Hong Kong and Taipei embraced global city formation in the late 1990s as part of their socio-spatial ‘repositioning’ amidst the rise of China and transformations in global capitalism. How is space produced in Hong Kong and Taipei, two Asian global cities? This question constitutes the main pillar of my Phd research on global city formation and socio-spatial struggles in Hong Kong and Taipei in the 2000s. In this presentation, I will explore the ways in which Hong Kong and Taipei’s global space was produced, in representative as well as in physical forms, through city branding and cultural built environment.

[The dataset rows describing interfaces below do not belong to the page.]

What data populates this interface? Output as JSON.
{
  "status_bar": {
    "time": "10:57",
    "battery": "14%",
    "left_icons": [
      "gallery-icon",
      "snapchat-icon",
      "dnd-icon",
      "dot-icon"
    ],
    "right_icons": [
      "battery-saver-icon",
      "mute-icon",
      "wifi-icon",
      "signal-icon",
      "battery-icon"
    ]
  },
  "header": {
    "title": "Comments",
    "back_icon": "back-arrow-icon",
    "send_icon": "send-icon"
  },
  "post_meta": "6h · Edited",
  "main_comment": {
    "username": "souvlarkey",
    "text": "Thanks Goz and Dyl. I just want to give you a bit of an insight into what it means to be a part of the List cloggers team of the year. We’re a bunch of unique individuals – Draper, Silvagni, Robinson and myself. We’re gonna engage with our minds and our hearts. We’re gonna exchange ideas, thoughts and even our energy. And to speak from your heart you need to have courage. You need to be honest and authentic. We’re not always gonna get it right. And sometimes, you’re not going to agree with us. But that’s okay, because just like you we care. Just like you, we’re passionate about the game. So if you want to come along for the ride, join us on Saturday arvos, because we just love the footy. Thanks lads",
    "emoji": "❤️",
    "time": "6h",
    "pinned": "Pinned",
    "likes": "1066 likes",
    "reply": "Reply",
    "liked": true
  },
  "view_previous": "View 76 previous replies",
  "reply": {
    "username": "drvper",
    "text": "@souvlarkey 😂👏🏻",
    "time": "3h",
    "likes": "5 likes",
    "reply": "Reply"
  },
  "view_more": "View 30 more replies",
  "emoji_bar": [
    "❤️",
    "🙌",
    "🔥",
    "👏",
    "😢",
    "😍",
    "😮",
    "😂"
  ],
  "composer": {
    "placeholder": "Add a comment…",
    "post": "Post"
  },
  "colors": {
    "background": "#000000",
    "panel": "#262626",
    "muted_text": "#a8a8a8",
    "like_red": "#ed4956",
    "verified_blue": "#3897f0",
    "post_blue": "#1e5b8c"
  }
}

The analysis of Hong Kong and Taipei’s city branding and cultural built environment in this presentation is built on data and insights gathered during fieldwork and from online resources. Global city formation in both cities are examined by engaging with policy papers, planning documents, statistical yearbooks, promotional publications, laws and regulations as well as public speeches given by government officials such as Chief Executive and Finance Minister in Hong Kong and the Mayor of Taipei City Government. The semi-structured interviews conducted in both cities also provide a background for this presentation in questioning global city formation for whom?’, hence for exploring the politics of global/cultural city narratives. Nevertheless, the presentation will tackle with how culture, as a global city project, unfolds in Hong Kong and Taipei’s urban space in the 2000s.
Overall, the presentation aims to unpack the ways in which state-society relations are configured over global city formation in Hong Kong and Taipei in the 2000s. Therefore the presentation will address the role of state, in multiple scales, for the production of Hong Kong and Taipei’s global space.